Martin Brock, in response to this post, writes:
Still, the median debt is up 151% since 1989, adjusted for inflation,
and if the "wealth effect" theory of the personal saving rate is
correct, much of this increase is consumer debt (the cars and such). I
don’t see how the clarification makes this increase any less gloomy.
Maybe it’s not very gloomy at all, but if it’s gloomy before the
clarification, it’s still gloomy after.

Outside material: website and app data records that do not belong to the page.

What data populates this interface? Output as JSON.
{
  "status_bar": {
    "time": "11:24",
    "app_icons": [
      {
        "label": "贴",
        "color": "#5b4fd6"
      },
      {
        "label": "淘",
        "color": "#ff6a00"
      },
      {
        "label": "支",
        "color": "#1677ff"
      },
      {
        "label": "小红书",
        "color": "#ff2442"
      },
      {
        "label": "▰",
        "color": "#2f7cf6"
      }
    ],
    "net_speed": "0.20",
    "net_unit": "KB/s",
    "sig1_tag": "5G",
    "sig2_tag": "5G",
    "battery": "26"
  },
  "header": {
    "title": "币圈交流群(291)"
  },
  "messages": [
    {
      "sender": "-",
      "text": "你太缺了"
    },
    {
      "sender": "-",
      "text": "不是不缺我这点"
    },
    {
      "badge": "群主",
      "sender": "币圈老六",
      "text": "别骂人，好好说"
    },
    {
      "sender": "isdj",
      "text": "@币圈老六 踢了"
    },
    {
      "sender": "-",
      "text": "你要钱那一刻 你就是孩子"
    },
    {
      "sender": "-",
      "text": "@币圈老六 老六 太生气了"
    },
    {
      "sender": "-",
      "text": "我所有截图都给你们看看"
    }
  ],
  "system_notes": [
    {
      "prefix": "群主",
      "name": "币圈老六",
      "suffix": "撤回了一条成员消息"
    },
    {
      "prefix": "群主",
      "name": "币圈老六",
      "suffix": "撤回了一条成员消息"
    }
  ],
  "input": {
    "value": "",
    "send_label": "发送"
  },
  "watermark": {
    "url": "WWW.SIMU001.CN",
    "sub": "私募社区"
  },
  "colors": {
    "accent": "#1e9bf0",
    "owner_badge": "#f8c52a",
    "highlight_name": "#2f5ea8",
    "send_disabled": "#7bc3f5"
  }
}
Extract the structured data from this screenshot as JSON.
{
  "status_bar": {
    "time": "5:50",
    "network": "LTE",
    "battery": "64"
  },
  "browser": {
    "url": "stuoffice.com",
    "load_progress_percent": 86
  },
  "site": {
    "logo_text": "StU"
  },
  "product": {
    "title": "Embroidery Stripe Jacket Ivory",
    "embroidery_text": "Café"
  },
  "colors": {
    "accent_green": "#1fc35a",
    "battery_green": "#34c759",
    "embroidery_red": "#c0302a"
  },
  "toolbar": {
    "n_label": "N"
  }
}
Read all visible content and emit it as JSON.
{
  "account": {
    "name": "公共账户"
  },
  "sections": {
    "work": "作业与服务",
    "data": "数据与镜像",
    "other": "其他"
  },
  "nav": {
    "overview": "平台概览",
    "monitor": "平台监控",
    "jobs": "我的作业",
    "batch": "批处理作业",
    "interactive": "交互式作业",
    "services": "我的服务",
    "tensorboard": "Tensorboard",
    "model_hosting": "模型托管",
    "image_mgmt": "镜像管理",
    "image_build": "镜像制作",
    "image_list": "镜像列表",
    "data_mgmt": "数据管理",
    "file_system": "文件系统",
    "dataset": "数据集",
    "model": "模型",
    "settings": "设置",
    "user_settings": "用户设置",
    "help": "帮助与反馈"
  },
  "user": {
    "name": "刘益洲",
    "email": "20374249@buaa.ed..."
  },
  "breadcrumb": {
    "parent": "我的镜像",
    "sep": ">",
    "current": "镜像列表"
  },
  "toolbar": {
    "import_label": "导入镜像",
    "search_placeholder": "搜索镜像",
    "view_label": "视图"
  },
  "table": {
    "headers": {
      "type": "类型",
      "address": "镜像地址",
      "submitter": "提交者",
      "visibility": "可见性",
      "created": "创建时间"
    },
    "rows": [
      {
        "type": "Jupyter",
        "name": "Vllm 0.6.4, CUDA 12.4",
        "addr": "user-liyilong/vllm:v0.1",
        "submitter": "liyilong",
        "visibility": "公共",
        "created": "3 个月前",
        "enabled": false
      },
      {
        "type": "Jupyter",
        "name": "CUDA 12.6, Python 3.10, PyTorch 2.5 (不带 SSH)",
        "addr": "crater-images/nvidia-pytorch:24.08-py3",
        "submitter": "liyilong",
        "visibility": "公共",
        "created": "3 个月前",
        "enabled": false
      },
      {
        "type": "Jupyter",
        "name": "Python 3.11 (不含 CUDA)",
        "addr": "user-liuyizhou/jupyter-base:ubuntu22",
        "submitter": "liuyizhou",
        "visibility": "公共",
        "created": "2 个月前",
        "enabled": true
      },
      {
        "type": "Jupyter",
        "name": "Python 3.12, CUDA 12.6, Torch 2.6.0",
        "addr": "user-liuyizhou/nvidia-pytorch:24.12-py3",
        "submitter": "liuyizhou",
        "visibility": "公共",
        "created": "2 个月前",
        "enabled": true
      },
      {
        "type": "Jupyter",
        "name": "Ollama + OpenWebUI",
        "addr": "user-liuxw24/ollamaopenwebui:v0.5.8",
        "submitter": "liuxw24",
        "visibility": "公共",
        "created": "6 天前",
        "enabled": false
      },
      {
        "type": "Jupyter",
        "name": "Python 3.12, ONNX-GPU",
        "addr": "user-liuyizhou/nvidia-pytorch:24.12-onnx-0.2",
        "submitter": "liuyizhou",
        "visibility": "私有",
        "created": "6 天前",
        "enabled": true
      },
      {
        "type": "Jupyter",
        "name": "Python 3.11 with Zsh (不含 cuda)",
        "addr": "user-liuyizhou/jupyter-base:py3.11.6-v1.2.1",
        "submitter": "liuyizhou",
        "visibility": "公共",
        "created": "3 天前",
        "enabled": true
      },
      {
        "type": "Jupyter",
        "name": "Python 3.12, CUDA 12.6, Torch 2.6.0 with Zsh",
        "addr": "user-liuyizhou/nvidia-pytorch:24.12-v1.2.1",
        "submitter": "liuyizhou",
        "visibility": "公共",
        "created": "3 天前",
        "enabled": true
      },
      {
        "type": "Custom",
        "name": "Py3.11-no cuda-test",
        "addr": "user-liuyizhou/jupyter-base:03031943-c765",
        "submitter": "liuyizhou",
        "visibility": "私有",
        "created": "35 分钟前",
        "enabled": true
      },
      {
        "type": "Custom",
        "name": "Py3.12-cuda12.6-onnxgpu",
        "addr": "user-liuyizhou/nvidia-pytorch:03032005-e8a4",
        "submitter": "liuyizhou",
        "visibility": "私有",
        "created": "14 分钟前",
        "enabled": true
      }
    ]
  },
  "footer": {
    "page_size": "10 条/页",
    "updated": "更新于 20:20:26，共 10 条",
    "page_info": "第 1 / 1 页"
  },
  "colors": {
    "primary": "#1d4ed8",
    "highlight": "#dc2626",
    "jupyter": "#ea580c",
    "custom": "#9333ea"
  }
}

It’s funny how numbers can be used to scare and mislead. One hundred and fifty one percent seems like a big increase. But the size of that number tells you nothing. It does sound scary. But it tells you nothing. Nothing. All it tells you is that in 1989, the median family with debt had debt of 22,000. In 2004, the median family with debt had debt of 55,000. Good or bad news? You can’t tell. It tells you nothing by itself. It could mean people are living more and more beyond their means. It could mean that people have more wealth and income and are buying bigger houses and nicer cars. There is nothing inherently gloomy or cheerful until you know more information.
The fact that net worth is up from 68,000 to 93,000 makes it more likely that it’s cheery. But let’s look a little deeper. Here’s another chart from the Federal Reserve Board’s Survey of Consumer Finances, the source of all of these data:
Look at the line called Goods and Services. Flat. That’s trying to measure people living beyond their means, using debt to buy furniture, food and so on. That’s the line the Washington Post should have used to look at whether debt was being used for what the article called "day-to-day expenses." What this chart shows is that the increase in debt is due to people buying bigger houses and investing in a little more education.